Page 17 - virtuous woman," again, had her household up in the very middle of the night. She "got breakfast over," as Mrs. Sykes says, before one o'clock am ; but she had something more to do than spin and give out portions. She was a manufacturer — she made fine linen and sold it ; she was an agriculturist — she bought estates and planted vineyards. That woman was a manager ; she was what the matrons hereabouts call "a clever woman.
Page 105 - everywhere Two heads in council, two beside the hearth, Two in the tangled business of the world, Two in the liberal offices of life, Two plummets dropt for one to sound the abyss Of science, and the secrets of the mind : Musician, painter, sculptor, critic, more: And everywhere the broad and bounteous Earth Should bear a double growth of those rare souls, Poets, whose thoughts enrich the blood of the world.
Page 12 - ... with the divine law, and what Milton calls the faultless proprieties of nature, depends the well-being of the whole community, not less than that of each individual. Domestic life, the acknowledged foundation of all social life, has settled by a natural law the work of the man and the work of the woman. The man governs, sustains, and defends the family; the woman cherishes, regulates, and purifies it; but though distinct, the relative work is inseparable, — and sometimes exchanged, sometimes...
Page 33 - now before me. It begins thus : — " Seeing that the services rendered to the sick can only be properly administered by those whose vocation it is, and who do it in the spirit of love...
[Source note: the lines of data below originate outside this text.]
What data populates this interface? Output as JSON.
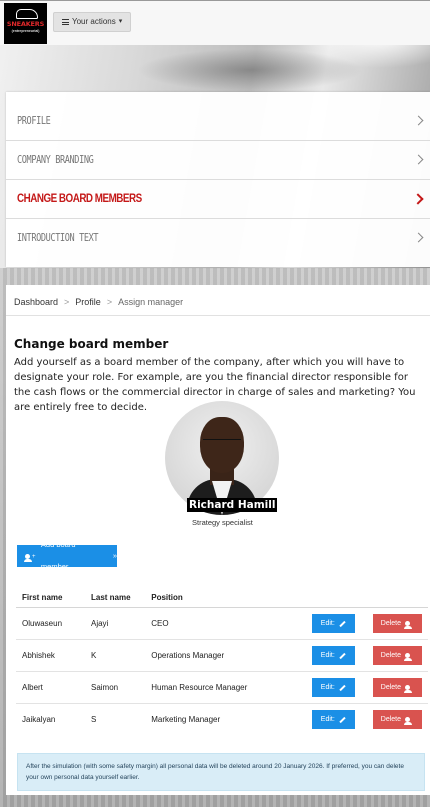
{
  "header": {
    "logo_brand": "SNEAKERS",
    "logo_tagline": "(entrepreneurial)",
    "actions_label": "Your actions",
    "actions_icon": "menu-bars-icon",
    "caret": "▾"
  },
  "menu": {
    "items": [
      {
        "label": "PROFILE",
        "active": false
      },
      {
        "label": "COMPANY BRANDING",
        "active": false
      },
      {
        "label": "CHANGE BOARD MEMBERS",
        "active": true
      },
      {
        "label": "INTRODUCTION TEXT",
        "active": false
      }
    ],
    "active_color": "#c41818"
  },
  "breadcrumb": {
    "items": [
      "Dashboard",
      "Profile",
      "Assign manager"
    ],
    "separator": ">"
  },
  "main": {
    "title": "Change board member",
    "intro": "Add yourself as a board member of the company, after which you will have to designate your role. For example, are you the financial director responsible for the cash flows or the commercial director in charge of sales and marketing? You are entirely free to decide.",
    "profile": {
      "name": "Richard Hamill",
      "role": "Strategy specialist"
    },
    "add_button": {
      "label": "Add board member",
      "arrow": "»",
      "color": "#1b8fe6"
    }
  },
  "table": {
    "headers": [
      "First name",
      "Last name",
      "Position"
    ],
    "rows": [
      {
        "first": "Oluwaseun",
        "last": "Ajayi",
        "position": "CEO"
      },
      {
        "first": "Abhishek",
        "last": "K",
        "position": "Operations Manager"
      },
      {
        "first": "Albert",
        "last": "Saimon",
        "position": "Human Resource Manager"
      },
      {
        "first": "Jaikalyan",
        "last": "S",
        "position": "Marketing Manager"
      }
    ],
    "edit_label": "Edit:",
    "delete_label": "Delete",
    "delete_color": "#d9534f"
  },
  "notice": "After the simulation (with some safety margin) all personal data will be deleted around 20 January 2026. If preferred, you can delete your own personal data yourself earlier."
}
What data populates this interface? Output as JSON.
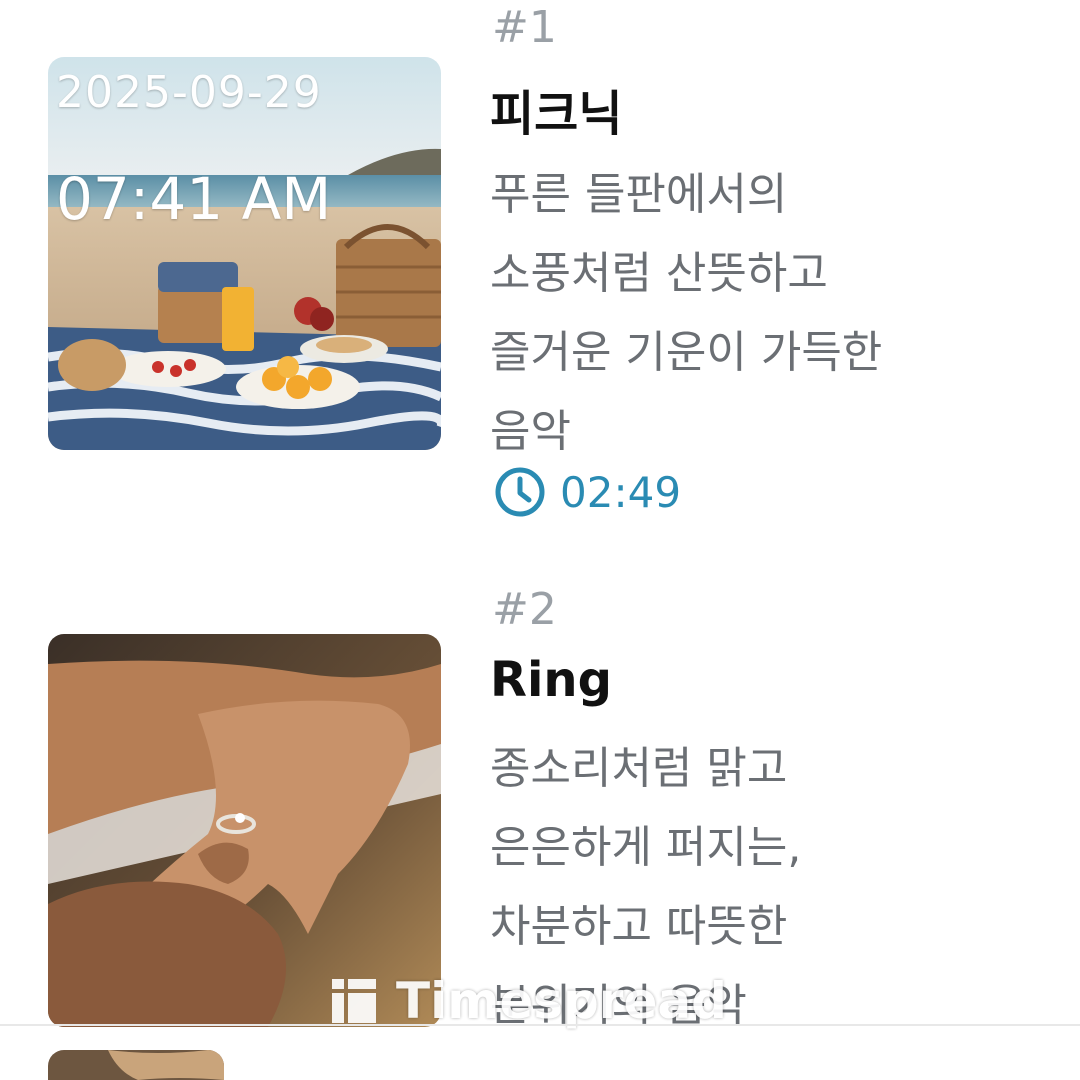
{
  "tracks": [
    {
      "rank": "#1",
      "date_stamp": "2025-09-29",
      "time_stamp": "07:41 AM",
      "title": "피크닉",
      "description": [
        "푸른 들판에서의",
        "소풍처럼 산뜻하고",
        "즐거운 기운이 가득한",
        "음악"
      ],
      "duration": "02:49",
      "image": "beach-picnic-image"
    },
    {
      "rank": "#2",
      "title": "Ring",
      "description": [
        "종소리처럼 맑고",
        "은은하게 퍼지는,",
        "차분하고 따뜻한",
        "분위기의 음악"
      ],
      "image": "ring-hands-image"
    }
  ],
  "watermark": {
    "text": "Timespread",
    "icon": "timespread-logo-icon"
  },
  "colors": {
    "accent": "#2a8bb3",
    "rank": "#9aa0a6",
    "title": "#111111",
    "desc": "#6b6f74"
  }
}
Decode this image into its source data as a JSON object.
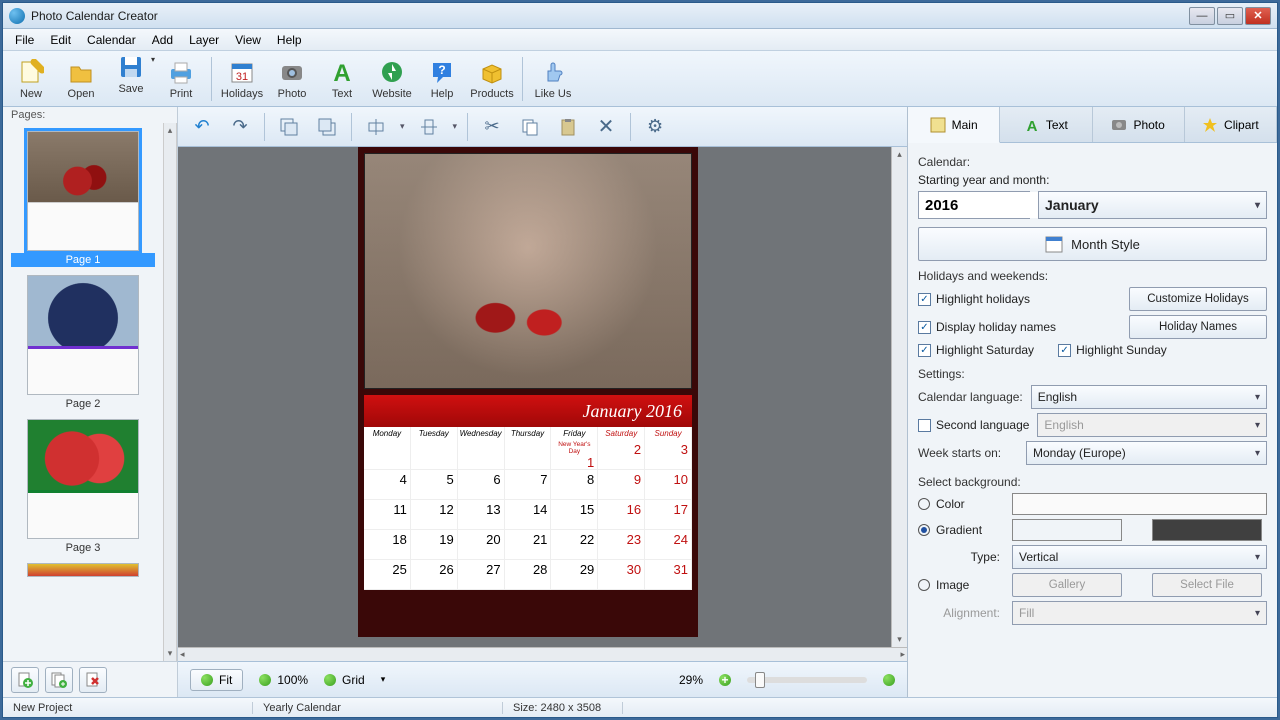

Page 28 - She desired to join the Hospitalieres, and was met at the outset by difficulties, and even horrors, which would have extinguished a less ardent vocation, a less determined will. She set herself to remedy the evils, instead of shrinking from them. She was assisted and encouraged in her good work by a man endued with great ability and piety, enthusiasm equal, and moral influence even superior, to her own. This was the famous Vincent de Paul, who had been occupied for years with a scheme to reform thoroughly...